Human evolution moves in leaps and bounds. While only a few years ago, the notion of using a phone to snap a picture of your favorite bone-marrow burger, or a superb sunset, was exhilarating and novel, it's since become old news. Humanity marches onwards, and now, thanks to a new app called Blade, you can charter a helicopter flight… via your phone.
Traveling by helicopter used to be reserved for persons of Gatsby-level wealth – a one-way trip costs about $35,000. But thanks to Blade, the brainchild of Rob Wiesenthal, COO of Warner Music, and Steve Martocci, co- founder of GroupMe and Splice, splitting a joyride with your friends from New York City out to the Hamptons, Cape Cod or Nantucket costs about $600 bucks a person. While that same trip usually takes at least three hours via car or public transport, you can get where you're going in about 40 minutes with a Blade chopper. And speed isn't the only perk.
Blade has their own lounge set up on the runway, complete with amazing views of the city and a slinky, James Bond-like nightclub vibe. As their promotional video would have us believe, the lounge is full of gorgeous blonde women, euphorically serving complimentary cocktails in plastic cups. Later, before boarding, the pilot takes your drink from you to ensure that no FAA violations are being violated, only to return it once you're seated. If you thought Über was cushy, think again.

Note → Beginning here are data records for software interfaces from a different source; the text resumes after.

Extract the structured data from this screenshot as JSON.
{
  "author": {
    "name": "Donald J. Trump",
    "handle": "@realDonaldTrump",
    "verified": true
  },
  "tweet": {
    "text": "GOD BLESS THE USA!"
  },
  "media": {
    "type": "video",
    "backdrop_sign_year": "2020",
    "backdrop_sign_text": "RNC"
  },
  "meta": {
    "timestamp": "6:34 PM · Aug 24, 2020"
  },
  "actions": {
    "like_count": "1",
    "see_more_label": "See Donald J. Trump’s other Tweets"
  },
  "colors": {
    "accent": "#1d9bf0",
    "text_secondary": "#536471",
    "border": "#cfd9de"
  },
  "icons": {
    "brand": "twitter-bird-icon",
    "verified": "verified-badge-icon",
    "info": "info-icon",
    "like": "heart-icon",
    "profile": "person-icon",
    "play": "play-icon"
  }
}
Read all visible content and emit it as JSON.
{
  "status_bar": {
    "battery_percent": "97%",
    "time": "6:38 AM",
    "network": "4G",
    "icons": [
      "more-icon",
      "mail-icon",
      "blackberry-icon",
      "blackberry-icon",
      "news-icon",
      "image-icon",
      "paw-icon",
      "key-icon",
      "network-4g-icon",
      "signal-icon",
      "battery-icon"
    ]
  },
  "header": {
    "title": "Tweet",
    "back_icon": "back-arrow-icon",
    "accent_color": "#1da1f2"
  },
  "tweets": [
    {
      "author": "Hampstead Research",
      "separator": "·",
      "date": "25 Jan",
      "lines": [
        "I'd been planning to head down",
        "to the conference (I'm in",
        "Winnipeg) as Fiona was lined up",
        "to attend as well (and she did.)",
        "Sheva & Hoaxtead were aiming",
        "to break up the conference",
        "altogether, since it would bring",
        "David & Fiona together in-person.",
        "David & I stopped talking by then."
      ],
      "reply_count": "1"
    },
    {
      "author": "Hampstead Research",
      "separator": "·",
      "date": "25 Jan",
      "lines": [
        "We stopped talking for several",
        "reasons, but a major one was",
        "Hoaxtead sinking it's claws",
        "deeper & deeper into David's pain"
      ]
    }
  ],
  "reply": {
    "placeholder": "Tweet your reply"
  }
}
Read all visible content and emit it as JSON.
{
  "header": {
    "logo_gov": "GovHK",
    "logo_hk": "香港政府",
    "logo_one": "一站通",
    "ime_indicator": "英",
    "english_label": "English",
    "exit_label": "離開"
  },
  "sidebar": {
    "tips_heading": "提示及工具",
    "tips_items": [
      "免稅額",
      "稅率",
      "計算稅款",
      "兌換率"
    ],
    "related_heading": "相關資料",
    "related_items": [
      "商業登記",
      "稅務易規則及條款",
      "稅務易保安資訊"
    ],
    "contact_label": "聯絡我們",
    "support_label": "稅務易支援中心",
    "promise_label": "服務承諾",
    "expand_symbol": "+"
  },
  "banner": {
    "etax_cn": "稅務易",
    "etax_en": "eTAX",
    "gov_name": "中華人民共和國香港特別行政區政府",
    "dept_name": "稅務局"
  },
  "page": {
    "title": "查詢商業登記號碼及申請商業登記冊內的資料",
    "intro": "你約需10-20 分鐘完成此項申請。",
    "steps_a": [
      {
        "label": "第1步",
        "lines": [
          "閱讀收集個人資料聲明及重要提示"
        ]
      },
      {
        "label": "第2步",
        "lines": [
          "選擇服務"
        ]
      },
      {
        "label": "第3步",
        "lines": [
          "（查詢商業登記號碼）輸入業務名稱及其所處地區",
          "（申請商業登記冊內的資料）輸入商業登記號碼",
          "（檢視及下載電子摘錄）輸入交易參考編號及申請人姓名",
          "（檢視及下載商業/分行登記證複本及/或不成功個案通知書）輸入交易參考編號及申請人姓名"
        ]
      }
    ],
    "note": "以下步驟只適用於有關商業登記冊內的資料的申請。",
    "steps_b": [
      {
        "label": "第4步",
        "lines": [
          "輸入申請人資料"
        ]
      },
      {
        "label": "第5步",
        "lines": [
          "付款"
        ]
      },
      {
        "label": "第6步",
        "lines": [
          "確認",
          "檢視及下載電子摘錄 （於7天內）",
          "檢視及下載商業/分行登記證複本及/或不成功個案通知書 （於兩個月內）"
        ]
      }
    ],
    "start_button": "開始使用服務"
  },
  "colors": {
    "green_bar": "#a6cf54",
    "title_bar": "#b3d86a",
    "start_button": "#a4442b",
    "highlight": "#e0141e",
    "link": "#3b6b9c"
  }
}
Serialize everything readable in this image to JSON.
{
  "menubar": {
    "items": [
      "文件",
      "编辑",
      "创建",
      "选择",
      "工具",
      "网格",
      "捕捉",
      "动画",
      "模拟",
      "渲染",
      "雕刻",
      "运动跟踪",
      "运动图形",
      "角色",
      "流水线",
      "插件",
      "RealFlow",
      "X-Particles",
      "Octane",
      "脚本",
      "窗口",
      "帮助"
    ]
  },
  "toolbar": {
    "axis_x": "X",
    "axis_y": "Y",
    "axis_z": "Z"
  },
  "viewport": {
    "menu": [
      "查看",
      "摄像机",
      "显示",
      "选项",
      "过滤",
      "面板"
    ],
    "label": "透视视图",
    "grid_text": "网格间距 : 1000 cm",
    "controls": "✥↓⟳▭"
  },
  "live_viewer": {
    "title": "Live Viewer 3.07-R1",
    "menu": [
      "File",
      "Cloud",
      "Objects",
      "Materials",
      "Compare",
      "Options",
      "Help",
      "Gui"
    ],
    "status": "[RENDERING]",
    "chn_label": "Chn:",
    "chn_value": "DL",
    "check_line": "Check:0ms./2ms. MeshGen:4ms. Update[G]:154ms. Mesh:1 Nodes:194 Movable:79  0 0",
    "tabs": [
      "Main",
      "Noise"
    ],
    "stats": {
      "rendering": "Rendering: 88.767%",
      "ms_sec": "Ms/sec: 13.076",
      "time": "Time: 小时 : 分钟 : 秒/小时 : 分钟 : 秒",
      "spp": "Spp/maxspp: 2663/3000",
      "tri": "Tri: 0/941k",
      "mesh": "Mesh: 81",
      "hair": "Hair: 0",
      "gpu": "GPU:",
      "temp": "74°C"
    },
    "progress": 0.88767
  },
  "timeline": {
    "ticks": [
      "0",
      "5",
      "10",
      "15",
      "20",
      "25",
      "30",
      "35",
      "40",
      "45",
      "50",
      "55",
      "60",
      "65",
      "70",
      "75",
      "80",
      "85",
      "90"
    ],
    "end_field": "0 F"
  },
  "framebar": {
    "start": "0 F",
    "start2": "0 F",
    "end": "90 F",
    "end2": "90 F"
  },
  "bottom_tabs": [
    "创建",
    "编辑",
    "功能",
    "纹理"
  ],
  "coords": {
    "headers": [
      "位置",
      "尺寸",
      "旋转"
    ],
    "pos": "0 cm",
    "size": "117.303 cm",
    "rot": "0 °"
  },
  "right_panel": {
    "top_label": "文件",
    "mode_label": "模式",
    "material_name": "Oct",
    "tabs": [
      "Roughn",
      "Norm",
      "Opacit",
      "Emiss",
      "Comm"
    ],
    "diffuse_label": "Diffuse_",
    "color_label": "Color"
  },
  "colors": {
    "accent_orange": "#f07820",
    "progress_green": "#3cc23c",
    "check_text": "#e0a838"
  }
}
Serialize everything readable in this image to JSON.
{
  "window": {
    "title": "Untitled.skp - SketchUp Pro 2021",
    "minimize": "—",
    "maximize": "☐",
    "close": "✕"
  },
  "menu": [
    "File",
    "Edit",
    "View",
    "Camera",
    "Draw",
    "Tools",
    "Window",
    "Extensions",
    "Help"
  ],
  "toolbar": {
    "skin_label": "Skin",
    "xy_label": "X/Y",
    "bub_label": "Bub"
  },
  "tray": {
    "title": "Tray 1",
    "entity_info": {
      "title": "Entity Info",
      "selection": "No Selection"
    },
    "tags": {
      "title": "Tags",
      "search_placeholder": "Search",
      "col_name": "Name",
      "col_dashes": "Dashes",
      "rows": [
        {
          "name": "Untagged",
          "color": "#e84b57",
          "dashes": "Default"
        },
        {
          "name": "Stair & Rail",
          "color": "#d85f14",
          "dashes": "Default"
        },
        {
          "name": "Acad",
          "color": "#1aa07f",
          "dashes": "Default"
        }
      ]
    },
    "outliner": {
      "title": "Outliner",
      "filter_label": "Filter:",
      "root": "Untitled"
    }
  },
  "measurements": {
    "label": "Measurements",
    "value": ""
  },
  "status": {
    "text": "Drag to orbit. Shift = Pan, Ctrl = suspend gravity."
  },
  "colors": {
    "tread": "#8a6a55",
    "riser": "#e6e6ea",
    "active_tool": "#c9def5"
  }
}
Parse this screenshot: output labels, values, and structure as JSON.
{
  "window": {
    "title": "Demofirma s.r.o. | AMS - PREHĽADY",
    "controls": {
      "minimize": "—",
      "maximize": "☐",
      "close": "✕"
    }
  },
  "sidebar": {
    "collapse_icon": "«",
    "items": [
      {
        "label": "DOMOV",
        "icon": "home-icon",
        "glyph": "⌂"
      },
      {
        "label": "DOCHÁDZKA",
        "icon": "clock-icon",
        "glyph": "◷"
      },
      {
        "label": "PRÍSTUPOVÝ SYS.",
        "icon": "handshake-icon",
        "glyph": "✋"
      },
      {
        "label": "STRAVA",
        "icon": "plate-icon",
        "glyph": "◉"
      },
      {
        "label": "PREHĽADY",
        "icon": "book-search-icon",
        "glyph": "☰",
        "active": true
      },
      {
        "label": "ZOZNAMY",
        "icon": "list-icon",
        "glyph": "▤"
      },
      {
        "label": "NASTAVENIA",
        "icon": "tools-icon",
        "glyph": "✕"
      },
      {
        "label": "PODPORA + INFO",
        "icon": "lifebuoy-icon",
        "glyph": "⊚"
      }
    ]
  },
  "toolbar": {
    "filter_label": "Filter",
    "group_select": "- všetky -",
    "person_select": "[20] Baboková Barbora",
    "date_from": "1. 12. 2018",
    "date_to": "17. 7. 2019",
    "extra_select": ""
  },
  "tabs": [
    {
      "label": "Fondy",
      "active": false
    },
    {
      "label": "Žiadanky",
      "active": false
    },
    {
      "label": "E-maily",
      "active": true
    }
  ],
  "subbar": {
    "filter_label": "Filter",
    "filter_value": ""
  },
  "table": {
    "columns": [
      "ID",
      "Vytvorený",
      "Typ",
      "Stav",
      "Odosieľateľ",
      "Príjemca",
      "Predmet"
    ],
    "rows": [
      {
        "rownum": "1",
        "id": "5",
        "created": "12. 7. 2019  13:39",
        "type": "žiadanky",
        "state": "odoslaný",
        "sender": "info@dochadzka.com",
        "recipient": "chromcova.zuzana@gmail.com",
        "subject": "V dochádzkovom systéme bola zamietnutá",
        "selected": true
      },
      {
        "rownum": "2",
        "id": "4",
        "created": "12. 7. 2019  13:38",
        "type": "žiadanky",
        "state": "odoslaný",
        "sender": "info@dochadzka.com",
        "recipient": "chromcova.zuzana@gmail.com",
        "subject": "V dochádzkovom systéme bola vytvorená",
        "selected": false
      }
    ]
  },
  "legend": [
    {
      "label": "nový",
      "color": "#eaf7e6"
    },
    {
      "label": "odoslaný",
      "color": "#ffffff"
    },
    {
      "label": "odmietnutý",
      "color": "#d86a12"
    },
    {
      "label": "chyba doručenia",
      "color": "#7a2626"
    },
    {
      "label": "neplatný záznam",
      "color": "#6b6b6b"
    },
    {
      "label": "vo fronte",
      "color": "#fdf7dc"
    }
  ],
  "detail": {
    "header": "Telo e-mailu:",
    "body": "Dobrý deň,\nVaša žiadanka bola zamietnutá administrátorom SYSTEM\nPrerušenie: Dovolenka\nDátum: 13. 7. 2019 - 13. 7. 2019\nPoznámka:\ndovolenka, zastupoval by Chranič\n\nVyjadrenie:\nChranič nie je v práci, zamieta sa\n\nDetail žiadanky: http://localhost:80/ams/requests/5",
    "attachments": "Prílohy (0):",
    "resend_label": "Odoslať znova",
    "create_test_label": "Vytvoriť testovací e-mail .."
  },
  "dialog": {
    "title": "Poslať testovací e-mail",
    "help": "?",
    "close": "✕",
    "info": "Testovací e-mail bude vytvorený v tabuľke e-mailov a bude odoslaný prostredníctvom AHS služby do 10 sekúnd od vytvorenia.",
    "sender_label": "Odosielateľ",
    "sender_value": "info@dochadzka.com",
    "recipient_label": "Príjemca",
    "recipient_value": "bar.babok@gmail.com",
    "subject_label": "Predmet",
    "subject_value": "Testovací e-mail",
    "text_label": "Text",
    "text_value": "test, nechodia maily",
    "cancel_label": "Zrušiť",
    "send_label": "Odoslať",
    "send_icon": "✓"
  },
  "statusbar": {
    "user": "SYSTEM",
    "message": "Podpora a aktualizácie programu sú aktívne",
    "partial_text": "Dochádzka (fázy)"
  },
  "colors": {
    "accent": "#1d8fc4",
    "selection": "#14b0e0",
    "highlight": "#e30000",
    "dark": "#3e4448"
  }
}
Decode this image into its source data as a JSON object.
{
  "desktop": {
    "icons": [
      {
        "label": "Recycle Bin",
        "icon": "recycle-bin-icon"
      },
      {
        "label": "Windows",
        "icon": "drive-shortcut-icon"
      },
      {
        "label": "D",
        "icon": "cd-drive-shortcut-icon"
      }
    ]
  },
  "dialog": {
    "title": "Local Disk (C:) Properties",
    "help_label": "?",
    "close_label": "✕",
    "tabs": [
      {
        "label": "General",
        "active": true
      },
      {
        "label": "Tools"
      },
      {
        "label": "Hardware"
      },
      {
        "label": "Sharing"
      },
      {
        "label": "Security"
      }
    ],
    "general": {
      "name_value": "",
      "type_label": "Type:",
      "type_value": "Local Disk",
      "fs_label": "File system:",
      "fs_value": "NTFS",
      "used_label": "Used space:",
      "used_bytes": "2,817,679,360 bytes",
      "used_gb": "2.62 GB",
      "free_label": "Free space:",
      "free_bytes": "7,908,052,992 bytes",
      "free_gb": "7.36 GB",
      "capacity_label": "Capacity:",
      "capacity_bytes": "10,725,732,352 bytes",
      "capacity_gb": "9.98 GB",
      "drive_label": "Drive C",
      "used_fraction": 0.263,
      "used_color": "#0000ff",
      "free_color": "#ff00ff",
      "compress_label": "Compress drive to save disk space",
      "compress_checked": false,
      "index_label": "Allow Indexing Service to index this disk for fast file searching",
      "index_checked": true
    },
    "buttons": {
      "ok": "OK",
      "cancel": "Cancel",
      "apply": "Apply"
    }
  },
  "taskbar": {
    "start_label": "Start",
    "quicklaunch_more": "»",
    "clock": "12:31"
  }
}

While the 20,000 people who have downloaded the app seem to be ecstatic about it, not everyone is so pleased. Helicopters make a ton of noise, and thanks to Blade, they are now entering into typically tranquil airspace, and in unprecedented numbers. There were more than 5,000 chopper flights in and out of East Hampton last summer, up almost 50% from 2013. On the busiest days, there were over 300 helicopters landing and taking off from the wee little airport, although not all of them were associated with Blade. The East Hampton Airport recently imposed restrictions on "noisy" aircraft like helicopters, and limited each helicopter to one takeoff and landing per week.
For now, Blade operates solely around New York City and New England. But even with the recent restrictions at the East Hampton Airport, the service seems to be generating enough buzz and revenue to inspire the possibility of expansion. So the next time you look up and see a chopper overhead, don't get your hopes up that it's President Obama or Elton John. It might just be some dude with a phone.